Mamadi, Akar, and Karim are not their real names. These players will never end up with their pictures on trading cards. Authorities in their countries believe they are dead – and if they knew the truth, it would put their families at home in danger.
Trading cards or not, this year, these men will be competing for the championship in the Italian soccer league’s third division. The 25-man squad is made up of players from the world’s trouble spots: Afghanistan, Eritrea, Guinea, Iraq, Nigeria, Sudan, Togo, and the Democratic Republic of Congo. Most of them have only recently arrived in Italy.
Bereft of jobs and homes, they live in “welcoming centers” and are dependent on the welfare services that Rome provides for them.
The team’s name, Liberi Nantes, comes from a verse in Book I of the “Aeneid” by Virgil. The exiled Trojans, fleeing their burning city, had shipwrecked and only a few of them (rari nantes) immersed in the vast sea (in gurgite vasto) reached shore. The Trojans were refugees, too, forced to flee a war, and, like the players of the Liberi Nantes, they crossed the Mediterranean in search of a place to start life anew.
More than 2,700 years later, in the same place they settled, Ibrahin makes an impressive save as he jumps to catch a ball hurtling toward his goal. The imposing Togolese is the captain and goalkeeper of the squad.

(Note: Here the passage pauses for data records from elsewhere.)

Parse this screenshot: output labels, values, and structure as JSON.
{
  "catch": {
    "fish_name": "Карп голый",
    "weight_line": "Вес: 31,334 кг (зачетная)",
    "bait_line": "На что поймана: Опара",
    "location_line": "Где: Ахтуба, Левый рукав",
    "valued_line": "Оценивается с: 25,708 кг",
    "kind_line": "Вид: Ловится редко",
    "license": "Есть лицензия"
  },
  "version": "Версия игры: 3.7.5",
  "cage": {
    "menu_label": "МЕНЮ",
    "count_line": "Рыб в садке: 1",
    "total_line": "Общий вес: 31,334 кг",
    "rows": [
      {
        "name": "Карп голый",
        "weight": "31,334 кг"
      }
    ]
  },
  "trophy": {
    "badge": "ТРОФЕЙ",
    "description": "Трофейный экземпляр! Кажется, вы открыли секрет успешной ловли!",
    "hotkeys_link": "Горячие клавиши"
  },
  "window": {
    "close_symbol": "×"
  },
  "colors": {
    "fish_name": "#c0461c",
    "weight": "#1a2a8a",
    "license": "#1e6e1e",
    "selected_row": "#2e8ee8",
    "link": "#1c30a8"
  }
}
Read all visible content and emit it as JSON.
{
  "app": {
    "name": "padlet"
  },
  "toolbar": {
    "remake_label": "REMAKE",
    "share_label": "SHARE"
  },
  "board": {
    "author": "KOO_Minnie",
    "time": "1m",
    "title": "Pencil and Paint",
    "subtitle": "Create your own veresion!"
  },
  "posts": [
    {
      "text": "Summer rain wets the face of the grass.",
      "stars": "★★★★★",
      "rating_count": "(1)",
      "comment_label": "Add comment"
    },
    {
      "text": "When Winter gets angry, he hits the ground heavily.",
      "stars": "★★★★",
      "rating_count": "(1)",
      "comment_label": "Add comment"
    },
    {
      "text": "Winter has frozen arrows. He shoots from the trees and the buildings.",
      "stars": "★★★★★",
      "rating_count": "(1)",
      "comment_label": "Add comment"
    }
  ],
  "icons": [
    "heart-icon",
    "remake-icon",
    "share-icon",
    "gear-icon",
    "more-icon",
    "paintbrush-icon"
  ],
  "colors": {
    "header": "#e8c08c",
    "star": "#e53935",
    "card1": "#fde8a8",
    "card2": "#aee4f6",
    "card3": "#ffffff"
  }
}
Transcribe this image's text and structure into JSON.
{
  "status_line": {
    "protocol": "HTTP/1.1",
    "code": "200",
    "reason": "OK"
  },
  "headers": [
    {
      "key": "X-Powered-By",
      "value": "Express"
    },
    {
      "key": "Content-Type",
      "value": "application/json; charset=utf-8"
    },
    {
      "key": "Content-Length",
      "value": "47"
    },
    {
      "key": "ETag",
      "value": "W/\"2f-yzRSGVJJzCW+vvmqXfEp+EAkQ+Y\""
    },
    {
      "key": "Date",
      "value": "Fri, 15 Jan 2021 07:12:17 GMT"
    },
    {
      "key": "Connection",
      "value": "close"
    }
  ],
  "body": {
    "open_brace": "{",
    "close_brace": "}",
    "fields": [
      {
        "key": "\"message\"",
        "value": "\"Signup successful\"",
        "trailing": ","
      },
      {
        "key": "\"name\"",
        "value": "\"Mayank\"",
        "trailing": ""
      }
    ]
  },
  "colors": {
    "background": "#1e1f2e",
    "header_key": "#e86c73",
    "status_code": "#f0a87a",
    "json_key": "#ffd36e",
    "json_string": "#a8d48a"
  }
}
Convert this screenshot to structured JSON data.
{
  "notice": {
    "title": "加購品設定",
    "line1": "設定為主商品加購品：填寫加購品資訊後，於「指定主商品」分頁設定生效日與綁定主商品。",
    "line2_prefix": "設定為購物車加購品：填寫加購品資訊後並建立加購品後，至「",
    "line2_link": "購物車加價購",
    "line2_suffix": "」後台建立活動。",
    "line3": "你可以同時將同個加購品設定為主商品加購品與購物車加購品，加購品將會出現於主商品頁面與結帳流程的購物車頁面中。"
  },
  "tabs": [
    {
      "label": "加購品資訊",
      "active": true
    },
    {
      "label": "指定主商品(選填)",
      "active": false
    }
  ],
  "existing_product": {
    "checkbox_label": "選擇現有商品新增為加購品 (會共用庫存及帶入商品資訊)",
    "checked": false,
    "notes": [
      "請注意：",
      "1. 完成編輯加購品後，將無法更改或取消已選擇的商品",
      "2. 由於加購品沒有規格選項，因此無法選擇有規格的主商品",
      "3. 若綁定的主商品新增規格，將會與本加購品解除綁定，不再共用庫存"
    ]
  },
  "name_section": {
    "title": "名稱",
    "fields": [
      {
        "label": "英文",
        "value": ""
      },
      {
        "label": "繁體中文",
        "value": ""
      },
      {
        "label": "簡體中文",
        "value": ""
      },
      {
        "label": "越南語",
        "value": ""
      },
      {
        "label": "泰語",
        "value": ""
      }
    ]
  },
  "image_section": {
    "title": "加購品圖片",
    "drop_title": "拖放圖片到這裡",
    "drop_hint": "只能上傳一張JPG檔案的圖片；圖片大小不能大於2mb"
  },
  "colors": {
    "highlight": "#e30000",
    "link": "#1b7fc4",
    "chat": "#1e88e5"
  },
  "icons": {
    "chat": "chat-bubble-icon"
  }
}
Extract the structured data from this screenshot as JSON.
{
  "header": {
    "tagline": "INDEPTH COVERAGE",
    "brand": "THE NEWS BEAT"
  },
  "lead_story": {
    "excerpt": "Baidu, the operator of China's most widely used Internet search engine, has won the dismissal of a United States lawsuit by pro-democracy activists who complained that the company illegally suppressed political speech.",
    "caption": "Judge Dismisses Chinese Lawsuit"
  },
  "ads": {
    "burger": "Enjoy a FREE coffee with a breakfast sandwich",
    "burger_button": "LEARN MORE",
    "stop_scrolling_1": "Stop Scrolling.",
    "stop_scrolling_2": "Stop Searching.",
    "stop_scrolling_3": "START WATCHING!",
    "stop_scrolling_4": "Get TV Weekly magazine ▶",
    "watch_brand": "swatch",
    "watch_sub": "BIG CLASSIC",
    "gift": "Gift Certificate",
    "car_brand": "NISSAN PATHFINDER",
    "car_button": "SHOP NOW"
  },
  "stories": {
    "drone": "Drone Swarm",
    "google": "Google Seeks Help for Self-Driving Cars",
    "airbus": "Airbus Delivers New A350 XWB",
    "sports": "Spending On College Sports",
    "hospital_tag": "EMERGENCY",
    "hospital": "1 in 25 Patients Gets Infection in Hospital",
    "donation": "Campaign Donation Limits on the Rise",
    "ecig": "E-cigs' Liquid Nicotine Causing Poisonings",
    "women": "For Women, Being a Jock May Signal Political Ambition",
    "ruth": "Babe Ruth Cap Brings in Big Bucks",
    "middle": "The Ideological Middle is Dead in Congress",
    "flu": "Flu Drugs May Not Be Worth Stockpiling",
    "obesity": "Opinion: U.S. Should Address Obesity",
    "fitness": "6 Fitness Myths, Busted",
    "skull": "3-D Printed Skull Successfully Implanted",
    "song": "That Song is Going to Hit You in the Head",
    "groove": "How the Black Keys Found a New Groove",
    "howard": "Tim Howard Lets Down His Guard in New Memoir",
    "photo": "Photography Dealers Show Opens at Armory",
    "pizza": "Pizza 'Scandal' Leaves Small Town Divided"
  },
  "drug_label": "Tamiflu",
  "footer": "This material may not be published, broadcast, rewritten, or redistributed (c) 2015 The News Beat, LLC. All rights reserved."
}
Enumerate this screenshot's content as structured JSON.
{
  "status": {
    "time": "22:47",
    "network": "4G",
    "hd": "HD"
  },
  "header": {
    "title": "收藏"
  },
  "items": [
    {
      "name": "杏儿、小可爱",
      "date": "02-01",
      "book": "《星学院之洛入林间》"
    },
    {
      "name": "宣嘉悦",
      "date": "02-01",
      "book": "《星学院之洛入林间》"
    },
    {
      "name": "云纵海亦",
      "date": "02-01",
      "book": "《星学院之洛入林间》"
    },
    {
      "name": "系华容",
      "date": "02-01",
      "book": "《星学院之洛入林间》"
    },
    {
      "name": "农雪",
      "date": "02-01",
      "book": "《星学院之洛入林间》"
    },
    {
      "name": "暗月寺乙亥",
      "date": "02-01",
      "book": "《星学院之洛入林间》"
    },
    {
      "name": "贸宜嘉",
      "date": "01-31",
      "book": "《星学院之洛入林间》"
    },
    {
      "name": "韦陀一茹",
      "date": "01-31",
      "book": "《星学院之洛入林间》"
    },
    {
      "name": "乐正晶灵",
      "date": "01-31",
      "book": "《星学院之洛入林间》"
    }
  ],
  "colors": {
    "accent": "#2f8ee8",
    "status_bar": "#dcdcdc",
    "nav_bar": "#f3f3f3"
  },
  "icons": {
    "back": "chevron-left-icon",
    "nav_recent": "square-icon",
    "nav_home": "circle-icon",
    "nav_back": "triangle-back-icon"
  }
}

Before he steps out onto the field, he kisses a picture of his son, which he keeps on his cellphone. Ibrahin (not his real name) hasn’t seen him since before he was sent to a military prison back in Togo almost a year ago. He says he was arrested for participating in a protest against President Faure Gnassinbé, who was elected in 2005 amid suspicions of vote-rigging. At the time, Ibrahin, a member of an opposition party, was working as an engineer.
Government security forces clashed violently with protestors over a labor contract. “They massacred thousands of people, and the newspapers didn’t talk about it,” says Ibrahin.
He decided to flee the country, a move that cost him $1,200 – a lifetime’s saving for most Togolese. Unable to get a European travel visa, Ibrahin journeyed through the desert between Niger and Libya with 20 other refugees. Then, he survived a treacherous trip across rough waters from Tripoli to Lampedusa, an island off Sicily, in a dinghy with 40 passengers.
“Sometimes, we eat dinner together, and when I talk to him, my problems seem so small,” says Giulio Gualerzi, the coach of the team.